I was reminded of him when I read this interesting piece by Ashutosh Varshney in the Indian Express, titled “Moving to the City”, looking at urbanisation in India and China. I recommend reading it in full, here.
Varshney is an authority on India’s urbanisation experience. His last point is interesting:
“The Chinese government appears to be saying to its rural folk: we promise you a manufacturing job, but you are not free. In contrast, India is telling its rural citizens: you are free to move, but we can’t promise you a job.”
It is an interesting suggestion, but I think a bit too black and white. We had an interesting exchange on Twitter : see https://mobile.twitter.com/#!/ananthkrishnan/status/239189806142345218 but it isn’t the best medium for such a conversation. I hope to meet him when he’s next in Beijing.
As he points out in our conversation on Twitter, freedom to move is constitutionally guaranteed in India. In China, migrants lose access to social benefits when they move out of their hometowns. But I wonder, does it matter on the ground? In India, how many migrant workers can, in any case, avail of access to low-cost housing and decent healthcare? Migrant workers in China have to pay for healthcare in cities, but when they do, I have to say, they receive better social services.
As Varshney’s piece points out, China’s urbanisation rates are far higher than India’s. That is because China has made a policy decision to move people out of the countryside. In the long-run, the government envisages less hands on the farm, bigger plots of land and more mechanisation.
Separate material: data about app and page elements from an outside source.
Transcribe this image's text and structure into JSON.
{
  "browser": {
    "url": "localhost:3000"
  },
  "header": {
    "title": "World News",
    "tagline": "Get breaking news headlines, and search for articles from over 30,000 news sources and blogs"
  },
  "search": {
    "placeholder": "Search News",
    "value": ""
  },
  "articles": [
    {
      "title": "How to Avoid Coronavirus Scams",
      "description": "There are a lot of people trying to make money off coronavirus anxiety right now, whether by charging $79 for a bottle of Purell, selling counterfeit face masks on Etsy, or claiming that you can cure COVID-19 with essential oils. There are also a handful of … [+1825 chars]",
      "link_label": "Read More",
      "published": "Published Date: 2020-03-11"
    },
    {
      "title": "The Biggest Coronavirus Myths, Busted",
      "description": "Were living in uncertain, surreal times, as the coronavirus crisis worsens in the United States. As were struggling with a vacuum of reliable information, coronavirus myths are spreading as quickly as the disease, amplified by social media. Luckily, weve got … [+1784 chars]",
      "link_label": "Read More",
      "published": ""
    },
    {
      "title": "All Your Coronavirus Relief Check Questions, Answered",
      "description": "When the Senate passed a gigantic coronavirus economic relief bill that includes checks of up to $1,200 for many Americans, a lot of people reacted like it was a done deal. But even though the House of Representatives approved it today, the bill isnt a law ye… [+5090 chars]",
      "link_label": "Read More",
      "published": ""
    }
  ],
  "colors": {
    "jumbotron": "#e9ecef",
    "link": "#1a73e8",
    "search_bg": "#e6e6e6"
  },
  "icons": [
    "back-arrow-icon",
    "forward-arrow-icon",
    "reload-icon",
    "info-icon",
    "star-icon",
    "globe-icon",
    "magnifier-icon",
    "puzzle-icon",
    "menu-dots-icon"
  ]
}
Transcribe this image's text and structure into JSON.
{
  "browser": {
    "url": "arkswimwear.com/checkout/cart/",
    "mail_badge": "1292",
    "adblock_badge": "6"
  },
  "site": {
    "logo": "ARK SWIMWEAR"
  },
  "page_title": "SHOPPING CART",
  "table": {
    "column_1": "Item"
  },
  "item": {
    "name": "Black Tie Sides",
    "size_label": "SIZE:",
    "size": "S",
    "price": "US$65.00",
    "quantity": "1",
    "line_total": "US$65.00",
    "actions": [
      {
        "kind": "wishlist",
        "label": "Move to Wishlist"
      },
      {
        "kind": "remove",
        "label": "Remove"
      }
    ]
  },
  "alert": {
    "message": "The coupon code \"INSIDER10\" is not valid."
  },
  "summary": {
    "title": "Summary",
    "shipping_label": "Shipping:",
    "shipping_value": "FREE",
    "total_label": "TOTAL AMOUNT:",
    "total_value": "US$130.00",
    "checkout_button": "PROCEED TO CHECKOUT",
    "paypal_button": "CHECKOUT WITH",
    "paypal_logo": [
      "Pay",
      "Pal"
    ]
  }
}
Is it a model that India can follow? If we are to create a future for our farmers in urban India, how equipped are our cities? Or, can we make agriculture viable enough to follow a different path, and is that sustainable in the long run? Does it make sense to have a disproportionate segment of the population continue to be employed in a sector of the economy that contributes less and less to the national income? Difficult questions and a debate central to India’s future. Alas, it is rare to find it being discussed in the media. Varshney’s piece was a much needed addition to the debate.
It is important to also remember the costs of China’s urbanisation and the sacrifices borne by people like Mr. Chen. As I reported recently, inequality in China between urban and rural areas is rising . The urban-rural income gap, in 2011, was 68 per cent higher than in 1985. The simple solution, according to many Chinese economists, is to boost social spending and ease Hukou restrictions. Easier said than done with ballooning deficits for local governments.
I wonder how Mr. Chen would respond if I posed Varshney’s question to him. Would you choose to be “free” to move - according to the Consitution, at least — without the guarantee of work, or “unfree” but with a job? I think I can guess the answer.